DATA FOR ANALYSIS
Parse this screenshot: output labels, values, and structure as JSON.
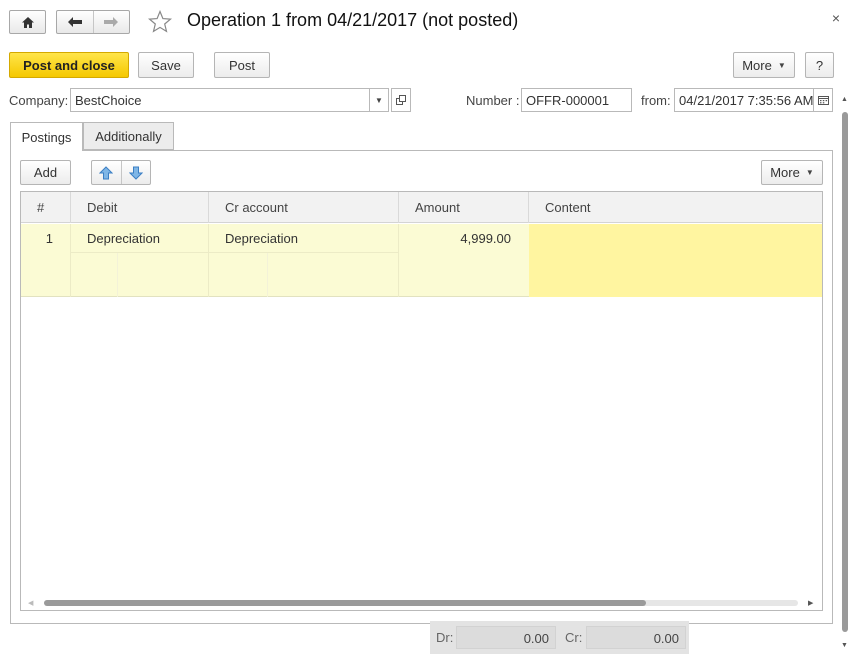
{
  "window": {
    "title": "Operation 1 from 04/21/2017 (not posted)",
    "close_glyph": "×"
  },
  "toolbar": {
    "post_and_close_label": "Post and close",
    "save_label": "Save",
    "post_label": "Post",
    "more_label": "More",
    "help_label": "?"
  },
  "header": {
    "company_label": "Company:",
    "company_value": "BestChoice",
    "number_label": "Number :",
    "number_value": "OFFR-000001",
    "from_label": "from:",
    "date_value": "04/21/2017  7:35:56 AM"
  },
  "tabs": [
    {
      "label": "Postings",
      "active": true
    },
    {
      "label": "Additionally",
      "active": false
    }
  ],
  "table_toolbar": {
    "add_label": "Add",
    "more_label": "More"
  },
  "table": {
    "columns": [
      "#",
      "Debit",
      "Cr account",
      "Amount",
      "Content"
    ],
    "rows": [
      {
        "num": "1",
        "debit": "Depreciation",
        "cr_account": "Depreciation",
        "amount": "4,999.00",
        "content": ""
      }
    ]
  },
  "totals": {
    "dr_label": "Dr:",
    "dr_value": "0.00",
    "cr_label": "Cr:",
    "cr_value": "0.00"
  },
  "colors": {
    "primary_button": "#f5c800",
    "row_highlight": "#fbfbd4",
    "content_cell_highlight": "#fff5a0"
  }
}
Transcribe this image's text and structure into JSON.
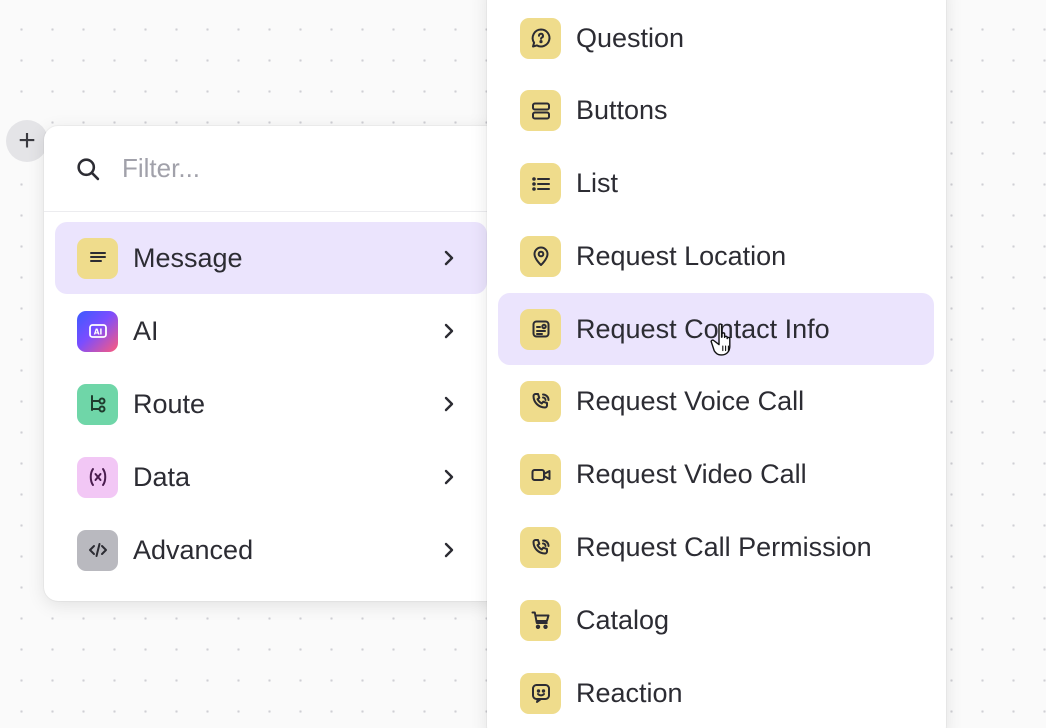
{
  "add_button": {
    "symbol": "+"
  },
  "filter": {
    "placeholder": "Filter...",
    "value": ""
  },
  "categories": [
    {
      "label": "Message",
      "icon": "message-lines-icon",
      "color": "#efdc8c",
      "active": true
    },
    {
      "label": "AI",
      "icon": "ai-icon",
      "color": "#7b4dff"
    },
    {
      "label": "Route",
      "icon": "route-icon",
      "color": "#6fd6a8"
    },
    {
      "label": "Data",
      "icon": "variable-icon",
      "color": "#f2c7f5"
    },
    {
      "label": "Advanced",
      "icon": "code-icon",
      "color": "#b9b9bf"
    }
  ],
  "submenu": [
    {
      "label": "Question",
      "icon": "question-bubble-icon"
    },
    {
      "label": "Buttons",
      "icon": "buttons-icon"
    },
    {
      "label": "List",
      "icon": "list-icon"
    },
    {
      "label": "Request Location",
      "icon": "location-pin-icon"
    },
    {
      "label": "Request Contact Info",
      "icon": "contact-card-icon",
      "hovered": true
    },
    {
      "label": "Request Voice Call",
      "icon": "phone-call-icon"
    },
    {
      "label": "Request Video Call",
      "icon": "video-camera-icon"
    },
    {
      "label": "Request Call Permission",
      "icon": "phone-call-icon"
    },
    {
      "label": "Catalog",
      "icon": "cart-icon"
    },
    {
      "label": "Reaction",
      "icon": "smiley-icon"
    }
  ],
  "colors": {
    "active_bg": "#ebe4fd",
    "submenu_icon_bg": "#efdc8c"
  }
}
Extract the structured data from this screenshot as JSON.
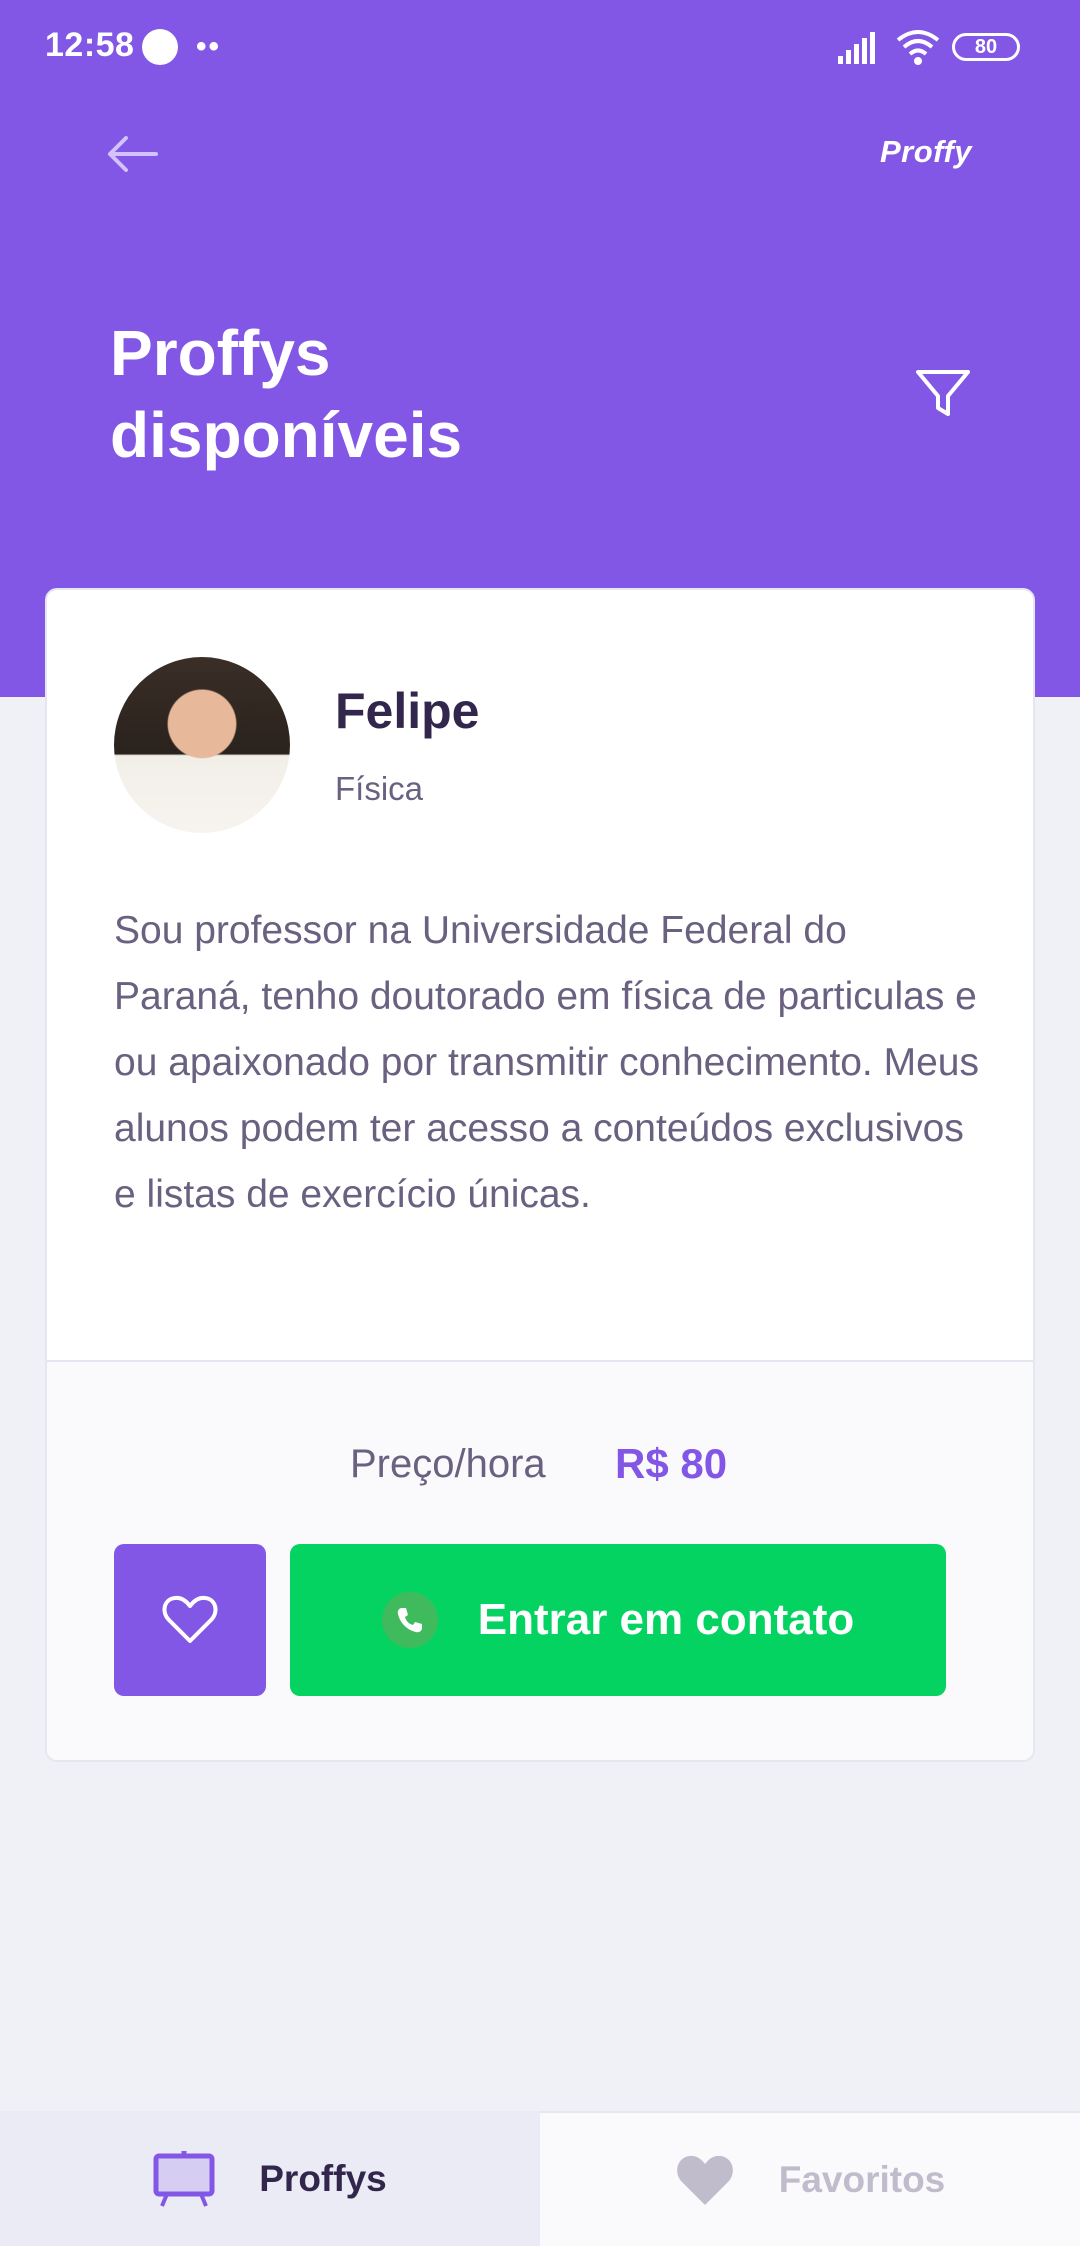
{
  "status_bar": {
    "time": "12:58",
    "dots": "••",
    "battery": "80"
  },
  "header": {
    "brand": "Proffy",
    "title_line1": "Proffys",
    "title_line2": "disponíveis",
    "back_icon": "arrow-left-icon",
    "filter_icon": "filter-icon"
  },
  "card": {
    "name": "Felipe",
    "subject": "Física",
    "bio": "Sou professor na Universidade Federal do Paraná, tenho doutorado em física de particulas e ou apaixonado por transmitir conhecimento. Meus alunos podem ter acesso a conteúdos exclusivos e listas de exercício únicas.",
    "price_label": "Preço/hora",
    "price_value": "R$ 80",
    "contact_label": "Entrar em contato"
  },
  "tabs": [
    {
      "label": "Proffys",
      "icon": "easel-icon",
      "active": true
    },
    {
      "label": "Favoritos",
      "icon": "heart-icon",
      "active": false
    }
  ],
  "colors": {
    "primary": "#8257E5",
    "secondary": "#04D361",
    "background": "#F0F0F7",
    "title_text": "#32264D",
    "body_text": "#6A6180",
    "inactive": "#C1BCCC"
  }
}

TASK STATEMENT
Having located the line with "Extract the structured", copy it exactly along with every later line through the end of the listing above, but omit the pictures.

EXERCISE OUTPUT
Extract the structured data from this screenshot as JSON.
{
  "status_bar": {
    "time": "12:58",
    "dots": "••",
    "battery": "80"
  },
  "header": {
    "brand": "Proffy",
    "title_line1": "Proffys",
    "title_line2": "disponíveis",
    "back_icon": "arrow-left-icon",
    "filter_icon": "filter-icon"
  },
  "card": {
    "name": "Felipe",
    "subject": "Física",
    "bio": "Sou professor na Universidade Federal do Paraná, tenho doutorado em física de particulas e ou apaixonado por transmitir conhecimento. Meus alunos podem ter acesso a conteúdos exclusivos e listas de exercício únicas.",
    "price_label": "Preço/hora",
    "price_value": "R$ 80",
    "contact_label": "Entrar em contato"
  },
  "tabs": [
    {
      "label": "Proffys",
      "icon": "easel-icon",
      "active": true
    },
    {
      "label": "Favoritos",
      "icon": "heart-icon",
      "active": false
    }
  ],
  "colors": {
    "primary": "#8257E5",
    "secondary": "#04D361",
    "background": "#F0F0F7",
    "title_text": "#32264D",
    "body_text": "#6A6180",
    "inactive": "#C1BCCC"
  }
}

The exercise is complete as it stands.